Your goal: Wherever "price" occurs in the entries, copy the line that holds it.

(Records drawn from a dataset)
*** Block opens ***
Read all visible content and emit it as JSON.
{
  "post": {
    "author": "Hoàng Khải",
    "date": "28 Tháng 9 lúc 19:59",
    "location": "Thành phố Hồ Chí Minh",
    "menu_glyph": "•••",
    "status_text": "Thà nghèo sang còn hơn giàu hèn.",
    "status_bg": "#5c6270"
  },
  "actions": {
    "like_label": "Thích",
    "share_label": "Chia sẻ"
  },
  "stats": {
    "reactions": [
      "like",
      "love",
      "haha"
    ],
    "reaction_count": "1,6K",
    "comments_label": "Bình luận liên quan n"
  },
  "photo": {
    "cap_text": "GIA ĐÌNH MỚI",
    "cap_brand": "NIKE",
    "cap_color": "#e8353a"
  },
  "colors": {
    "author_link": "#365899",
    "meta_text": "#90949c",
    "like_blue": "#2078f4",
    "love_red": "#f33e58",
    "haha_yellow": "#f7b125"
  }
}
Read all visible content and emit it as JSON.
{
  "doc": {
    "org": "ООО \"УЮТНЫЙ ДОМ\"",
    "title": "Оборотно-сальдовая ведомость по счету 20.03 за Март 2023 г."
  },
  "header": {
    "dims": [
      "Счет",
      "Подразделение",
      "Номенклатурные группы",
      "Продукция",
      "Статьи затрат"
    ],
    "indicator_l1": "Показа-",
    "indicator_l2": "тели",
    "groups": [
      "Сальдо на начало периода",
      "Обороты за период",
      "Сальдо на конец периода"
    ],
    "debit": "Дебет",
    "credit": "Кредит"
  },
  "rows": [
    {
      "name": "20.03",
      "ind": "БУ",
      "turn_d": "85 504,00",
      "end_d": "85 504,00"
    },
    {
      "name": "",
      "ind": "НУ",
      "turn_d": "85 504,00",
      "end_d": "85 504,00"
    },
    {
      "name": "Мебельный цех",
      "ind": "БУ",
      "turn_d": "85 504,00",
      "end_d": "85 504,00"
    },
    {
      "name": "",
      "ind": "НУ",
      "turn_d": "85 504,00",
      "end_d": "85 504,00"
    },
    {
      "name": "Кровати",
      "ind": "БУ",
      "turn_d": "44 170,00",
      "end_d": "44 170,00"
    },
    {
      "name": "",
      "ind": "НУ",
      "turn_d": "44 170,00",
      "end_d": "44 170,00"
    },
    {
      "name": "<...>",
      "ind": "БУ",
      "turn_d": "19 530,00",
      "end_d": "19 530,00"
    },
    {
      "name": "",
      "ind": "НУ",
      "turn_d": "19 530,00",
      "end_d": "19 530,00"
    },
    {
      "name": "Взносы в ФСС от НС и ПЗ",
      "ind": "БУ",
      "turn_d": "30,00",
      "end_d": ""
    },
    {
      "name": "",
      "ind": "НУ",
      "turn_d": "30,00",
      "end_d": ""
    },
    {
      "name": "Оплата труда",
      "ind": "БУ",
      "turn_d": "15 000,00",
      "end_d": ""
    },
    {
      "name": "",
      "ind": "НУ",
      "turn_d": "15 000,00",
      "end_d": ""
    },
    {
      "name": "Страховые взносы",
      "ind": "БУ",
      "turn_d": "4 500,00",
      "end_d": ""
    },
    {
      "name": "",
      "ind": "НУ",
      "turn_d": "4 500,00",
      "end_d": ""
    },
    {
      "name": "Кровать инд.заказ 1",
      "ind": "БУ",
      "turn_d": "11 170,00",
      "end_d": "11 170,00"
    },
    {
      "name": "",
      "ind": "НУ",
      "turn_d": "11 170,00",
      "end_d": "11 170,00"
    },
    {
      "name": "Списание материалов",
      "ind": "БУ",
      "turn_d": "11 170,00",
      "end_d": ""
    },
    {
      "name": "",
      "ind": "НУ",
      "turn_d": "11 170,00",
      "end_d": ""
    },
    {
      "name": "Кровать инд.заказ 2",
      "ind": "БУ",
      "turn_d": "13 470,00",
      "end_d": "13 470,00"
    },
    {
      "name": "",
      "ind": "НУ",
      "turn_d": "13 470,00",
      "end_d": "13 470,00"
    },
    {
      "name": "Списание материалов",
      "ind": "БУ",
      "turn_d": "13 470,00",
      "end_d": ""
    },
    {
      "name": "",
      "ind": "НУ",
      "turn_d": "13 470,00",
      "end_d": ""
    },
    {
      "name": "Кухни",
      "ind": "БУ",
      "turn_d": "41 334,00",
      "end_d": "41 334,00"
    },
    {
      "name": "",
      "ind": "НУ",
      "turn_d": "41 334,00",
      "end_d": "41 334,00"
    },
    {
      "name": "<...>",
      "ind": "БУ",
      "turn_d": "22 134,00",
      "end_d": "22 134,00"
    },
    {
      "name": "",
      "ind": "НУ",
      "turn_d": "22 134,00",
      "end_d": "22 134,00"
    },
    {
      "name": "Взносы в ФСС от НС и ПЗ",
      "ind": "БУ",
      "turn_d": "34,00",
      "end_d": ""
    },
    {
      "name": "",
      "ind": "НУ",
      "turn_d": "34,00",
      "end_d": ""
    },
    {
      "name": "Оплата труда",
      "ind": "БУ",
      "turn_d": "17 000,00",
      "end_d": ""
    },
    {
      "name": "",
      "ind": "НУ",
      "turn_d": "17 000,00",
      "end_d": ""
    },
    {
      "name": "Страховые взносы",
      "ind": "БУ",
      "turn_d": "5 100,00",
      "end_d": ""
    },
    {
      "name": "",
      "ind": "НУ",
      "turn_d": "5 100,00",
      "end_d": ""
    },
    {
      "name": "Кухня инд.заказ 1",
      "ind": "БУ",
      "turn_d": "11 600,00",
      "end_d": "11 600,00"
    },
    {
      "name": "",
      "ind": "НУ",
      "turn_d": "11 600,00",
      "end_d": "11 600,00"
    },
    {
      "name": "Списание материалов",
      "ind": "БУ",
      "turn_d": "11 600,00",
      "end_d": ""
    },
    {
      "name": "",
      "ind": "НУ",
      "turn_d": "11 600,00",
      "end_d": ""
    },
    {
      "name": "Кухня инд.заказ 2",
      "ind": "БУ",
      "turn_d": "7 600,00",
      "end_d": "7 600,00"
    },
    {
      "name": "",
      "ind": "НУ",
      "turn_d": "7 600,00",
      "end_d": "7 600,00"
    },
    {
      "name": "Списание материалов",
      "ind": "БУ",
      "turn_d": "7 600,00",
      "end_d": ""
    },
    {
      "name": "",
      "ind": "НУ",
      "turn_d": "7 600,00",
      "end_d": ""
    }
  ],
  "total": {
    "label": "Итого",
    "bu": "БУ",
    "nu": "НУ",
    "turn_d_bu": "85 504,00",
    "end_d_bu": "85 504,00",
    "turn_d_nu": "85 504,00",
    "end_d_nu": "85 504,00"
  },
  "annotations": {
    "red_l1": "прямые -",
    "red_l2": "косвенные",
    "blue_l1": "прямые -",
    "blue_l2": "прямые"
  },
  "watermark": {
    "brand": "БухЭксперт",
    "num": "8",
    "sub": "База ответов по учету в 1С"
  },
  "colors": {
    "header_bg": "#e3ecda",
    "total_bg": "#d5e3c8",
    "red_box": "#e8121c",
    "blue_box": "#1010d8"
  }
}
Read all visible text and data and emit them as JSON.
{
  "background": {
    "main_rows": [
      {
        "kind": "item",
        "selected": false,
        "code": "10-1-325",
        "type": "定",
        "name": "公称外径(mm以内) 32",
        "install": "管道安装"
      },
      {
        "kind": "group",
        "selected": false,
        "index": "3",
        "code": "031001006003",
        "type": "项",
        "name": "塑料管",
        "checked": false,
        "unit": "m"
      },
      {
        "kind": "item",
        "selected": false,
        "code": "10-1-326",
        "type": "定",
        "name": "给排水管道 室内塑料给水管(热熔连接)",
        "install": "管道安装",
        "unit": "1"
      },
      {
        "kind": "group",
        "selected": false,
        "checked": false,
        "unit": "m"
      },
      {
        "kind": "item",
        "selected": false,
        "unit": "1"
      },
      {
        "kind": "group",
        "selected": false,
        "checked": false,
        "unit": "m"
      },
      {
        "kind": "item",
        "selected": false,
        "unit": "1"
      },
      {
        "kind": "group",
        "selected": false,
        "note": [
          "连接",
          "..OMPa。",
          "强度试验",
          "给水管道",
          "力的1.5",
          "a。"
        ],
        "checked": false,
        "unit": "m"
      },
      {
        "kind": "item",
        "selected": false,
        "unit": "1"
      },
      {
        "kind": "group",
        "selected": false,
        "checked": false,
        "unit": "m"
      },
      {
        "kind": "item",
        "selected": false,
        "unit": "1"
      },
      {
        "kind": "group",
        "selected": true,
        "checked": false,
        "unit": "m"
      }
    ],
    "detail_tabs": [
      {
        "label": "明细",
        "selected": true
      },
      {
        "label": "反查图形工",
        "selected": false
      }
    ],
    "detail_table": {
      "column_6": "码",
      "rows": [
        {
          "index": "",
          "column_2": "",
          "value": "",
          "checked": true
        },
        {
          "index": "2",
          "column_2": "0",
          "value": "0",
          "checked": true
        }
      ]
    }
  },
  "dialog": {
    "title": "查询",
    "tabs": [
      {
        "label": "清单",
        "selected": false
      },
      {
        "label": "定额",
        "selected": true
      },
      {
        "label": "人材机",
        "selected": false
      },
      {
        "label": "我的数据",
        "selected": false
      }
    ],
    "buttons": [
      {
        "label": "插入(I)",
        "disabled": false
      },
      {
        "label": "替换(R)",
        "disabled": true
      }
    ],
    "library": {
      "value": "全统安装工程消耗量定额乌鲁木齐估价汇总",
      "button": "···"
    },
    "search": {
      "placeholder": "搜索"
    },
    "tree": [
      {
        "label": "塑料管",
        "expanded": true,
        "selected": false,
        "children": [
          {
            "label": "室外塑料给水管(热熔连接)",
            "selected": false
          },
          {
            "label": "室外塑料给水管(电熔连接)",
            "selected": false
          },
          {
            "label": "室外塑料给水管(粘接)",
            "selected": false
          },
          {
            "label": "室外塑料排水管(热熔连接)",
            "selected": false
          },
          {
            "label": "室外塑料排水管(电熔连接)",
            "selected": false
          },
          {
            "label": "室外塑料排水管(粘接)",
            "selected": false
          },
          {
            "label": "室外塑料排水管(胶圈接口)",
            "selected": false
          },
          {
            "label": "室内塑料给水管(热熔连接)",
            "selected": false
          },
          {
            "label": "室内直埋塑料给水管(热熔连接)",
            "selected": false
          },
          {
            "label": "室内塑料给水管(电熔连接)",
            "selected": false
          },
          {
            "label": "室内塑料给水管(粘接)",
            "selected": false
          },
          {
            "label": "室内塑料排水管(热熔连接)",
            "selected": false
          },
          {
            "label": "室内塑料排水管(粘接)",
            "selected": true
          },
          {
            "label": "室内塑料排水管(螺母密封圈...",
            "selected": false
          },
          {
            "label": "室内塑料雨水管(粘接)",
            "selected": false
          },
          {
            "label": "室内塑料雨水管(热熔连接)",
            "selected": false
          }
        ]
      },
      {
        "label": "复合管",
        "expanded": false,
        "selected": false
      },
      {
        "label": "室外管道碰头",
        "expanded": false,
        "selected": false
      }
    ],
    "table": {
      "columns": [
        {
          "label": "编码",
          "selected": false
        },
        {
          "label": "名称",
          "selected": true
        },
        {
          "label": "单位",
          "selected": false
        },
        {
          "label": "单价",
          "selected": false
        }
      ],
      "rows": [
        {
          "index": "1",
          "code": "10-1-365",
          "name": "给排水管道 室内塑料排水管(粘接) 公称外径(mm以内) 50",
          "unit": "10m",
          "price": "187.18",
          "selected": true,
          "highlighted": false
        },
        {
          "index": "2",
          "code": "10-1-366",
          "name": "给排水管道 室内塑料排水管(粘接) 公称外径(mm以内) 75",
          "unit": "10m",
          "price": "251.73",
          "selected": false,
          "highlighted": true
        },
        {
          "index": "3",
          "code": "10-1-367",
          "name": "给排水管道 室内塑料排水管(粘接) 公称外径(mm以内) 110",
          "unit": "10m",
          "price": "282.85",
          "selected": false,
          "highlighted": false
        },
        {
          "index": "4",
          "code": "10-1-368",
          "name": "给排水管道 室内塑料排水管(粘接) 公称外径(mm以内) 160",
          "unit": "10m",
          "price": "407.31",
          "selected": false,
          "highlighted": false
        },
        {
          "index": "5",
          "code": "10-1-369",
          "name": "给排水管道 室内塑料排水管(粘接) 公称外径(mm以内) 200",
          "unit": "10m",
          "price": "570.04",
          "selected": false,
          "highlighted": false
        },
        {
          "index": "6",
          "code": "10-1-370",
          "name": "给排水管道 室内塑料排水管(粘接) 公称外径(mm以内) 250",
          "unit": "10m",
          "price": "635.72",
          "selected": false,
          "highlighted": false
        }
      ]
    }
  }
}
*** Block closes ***
Task output:
          "price": "187.18",
          "price": "251.73",
          "price": "282.85",
          "price": "407.31",
          "price": "570.04",
          "price": "635.72",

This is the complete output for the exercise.